Open Access Publications from the University of California

UC San Diego

UC San Diego Previously Published Works bannerUC San Diego

CAS9 is a genome mutator by directly disrupting DNA-PK dependent DNA repair pathway.

  • Author(s): Xu, Shuxiang
  • Kim, Jinchul
  • Tang, Qingshuang
  • Chen, Qu
  • Liu, Jingfeng
  • Xu, Yang
  • Fu, Xuemei
  • et al.

With its high efficiency for site-specific genome editing and easy manipulation, the clustered regularly interspaced short palindromic repeats (CRISPR)/ CRISPR associated protein 9 (CAS9) system has become the most widely used gene editing technology in biomedical research. In addition, significant progress has been made for the clinical development of CRISPR/CAS9 based gene therapies of human diseases, several of which are entering clinical trials. Here we report that CAS9 protein can function as a genome mutator independent of any exogenous guide RNA (gRNA) in human cells, promoting genomic DNA double-stranded break (DSB) damage and genomic instability.
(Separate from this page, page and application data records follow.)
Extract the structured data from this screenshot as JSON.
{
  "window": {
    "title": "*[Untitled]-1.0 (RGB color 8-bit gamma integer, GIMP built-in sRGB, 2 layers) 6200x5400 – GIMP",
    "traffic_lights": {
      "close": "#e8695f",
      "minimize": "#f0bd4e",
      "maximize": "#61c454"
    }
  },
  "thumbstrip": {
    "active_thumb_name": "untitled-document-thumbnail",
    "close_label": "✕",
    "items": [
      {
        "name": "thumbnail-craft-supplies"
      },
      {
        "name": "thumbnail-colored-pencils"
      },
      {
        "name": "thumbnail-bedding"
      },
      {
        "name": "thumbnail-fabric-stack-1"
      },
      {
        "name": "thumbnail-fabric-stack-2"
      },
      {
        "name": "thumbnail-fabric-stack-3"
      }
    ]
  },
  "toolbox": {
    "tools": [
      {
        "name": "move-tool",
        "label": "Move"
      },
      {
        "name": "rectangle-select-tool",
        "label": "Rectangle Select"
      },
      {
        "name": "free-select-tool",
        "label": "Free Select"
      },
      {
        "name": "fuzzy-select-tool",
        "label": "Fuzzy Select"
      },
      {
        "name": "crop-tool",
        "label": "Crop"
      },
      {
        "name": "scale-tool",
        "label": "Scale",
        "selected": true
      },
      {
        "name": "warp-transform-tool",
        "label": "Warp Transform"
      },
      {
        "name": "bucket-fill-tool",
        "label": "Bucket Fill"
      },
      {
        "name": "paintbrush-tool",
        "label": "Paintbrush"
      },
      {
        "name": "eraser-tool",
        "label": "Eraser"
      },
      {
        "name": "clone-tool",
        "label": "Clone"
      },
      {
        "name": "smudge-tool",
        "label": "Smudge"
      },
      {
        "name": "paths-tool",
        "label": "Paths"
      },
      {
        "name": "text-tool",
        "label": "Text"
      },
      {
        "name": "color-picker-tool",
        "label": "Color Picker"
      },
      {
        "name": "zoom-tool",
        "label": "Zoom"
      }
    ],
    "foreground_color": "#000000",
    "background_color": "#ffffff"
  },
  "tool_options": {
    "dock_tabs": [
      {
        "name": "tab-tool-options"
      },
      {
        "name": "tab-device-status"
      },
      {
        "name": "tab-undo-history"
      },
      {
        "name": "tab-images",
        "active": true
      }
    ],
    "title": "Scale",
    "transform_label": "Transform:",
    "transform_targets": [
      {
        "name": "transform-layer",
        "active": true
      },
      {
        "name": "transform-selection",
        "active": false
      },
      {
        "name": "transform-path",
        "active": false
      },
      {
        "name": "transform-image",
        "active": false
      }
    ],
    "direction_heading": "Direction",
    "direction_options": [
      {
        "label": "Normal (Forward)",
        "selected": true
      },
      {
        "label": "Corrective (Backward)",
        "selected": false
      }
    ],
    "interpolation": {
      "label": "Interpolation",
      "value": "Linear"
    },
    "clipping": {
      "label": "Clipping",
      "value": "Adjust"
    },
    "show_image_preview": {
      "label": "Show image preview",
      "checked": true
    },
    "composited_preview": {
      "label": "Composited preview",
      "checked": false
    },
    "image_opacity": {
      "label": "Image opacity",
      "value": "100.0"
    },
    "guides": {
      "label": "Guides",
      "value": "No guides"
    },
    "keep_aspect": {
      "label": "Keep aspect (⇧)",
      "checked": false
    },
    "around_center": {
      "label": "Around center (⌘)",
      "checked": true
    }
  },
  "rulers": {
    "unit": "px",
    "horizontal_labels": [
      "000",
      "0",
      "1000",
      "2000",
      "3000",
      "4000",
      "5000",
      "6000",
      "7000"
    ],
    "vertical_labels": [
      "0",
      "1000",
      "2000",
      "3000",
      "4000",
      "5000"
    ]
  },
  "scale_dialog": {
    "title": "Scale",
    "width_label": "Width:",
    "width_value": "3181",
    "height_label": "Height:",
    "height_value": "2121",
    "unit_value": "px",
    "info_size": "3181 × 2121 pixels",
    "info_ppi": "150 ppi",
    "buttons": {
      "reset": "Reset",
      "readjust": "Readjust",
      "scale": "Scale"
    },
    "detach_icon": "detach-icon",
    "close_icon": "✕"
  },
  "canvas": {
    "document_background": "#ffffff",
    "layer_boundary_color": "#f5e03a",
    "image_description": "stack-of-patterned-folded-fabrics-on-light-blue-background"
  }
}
CAS9 interacts with the KU86 subunit of the DNA-dependent protein kinase (DNA-PK) complex and disrupts the interaction between KU86 and its kinase subunit, leading to defective DNA-PK-dependent repair of DNA DSB damage via non-homologous end-joining (NHEJ) pathway. XCAS9 is a CAS9 variant with potentially higher fidelity and broader compatibility, and dCAS9 is a CAS9 variant without nuclease activity. We show that XCAS9 and dCAS9 also interact with KU86 and disrupt DNA DSB repair. Considering the critical roles of DNA-PK in maintaining genomic stability and the pleiotropic impact of DNA DSB damage responses on cellular proliferation and survival, our findings caution the interpretation of data involving CRISPR/CAS9-based gene editing and raise serious safety concerns of CRISPR/CAS9 system in clinical application.

Many UC-authored scholarly publications are freely available on this site because of the UC's open access policies. Let us know how this access is important for you.

Main Content
Current View